Evolution, of course, says nothing of the sort. Natural selection, as has been pointed out numerous times, is not random; it’s stochastic and probabilistic. In fact, it is evolution, not ID, that really involves looking for patterns, specifically, for patterns of similarities among living things to ascertain evolutionary relationships and functions of genes and the proteins they encode or the comparative anatomy of humans and other animals. Indeed, were this not the case it would not be possible to do, for instance, the yeast two-hybrid screen, isolate a yeast protein that pairs with a human protein, look at the function of that yeast protein, and then conclude something useful about the existence and/or function of an evolutionarily conserved human protein. All ID does is look at gaps in our knowledge and conclude that, just because we do not yet know how a structure or molecule could have evolved, it must have been “designed.” It provides no patterns with predictive power and ascertains no functions of genes or proteins that could be used to design new therapies. Or maybe Dr. Egnor can tell us how it does do these things. Maybe he can tell us how, specifically, the “design inference” has been “of great value” in medicine and “of great help” in scientific research, preferably with some references in pee-reviewed journals in which the design inference was invoked to make a discovery or produce a new treatment. In reality, the design inference has produced nothing but a bunch of P.R. flaks at the Discovery Institute who are very good at P.R. but very bad at science, having published exactly nothing and produced hypotheses that predict exactly nothing that isn’t already consistent with evolution. Dr. Egnor could easily prove me wrong by listing a few of the “contributions” of ID to medical science, but, sadly, as before, I was disappointed. He’s great at talking in generalities about this, but sadly unable or unwilling to go into specifics. I’m sure that, if he ever answers this criticism, he will not be able to name any good examples to back up his generalization.

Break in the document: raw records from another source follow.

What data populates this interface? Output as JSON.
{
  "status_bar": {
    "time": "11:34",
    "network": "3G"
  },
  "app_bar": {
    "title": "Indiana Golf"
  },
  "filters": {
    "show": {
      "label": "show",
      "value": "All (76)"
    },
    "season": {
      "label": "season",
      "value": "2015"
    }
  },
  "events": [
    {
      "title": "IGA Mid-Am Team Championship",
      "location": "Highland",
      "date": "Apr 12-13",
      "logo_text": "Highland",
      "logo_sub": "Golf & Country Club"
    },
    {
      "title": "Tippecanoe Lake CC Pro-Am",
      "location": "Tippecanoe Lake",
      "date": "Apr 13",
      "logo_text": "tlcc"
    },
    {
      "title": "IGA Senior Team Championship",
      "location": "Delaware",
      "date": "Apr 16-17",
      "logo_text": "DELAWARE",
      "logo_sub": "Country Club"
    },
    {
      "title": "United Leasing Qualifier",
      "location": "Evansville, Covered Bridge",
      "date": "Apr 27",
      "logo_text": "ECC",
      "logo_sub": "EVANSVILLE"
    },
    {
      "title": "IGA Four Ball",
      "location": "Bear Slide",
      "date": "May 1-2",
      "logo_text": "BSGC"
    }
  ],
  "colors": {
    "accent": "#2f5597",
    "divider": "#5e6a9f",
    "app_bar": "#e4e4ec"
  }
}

I’ve had about enough, and I’d bet that you probably have too. Fear not, I don’t plan on debunking every post that Dr. Egnor makes on the DI blog or every masterpiece of misinformation that he provides in DI podcasts.
My heart really couldn’t take it. Now where were those β-blockers again?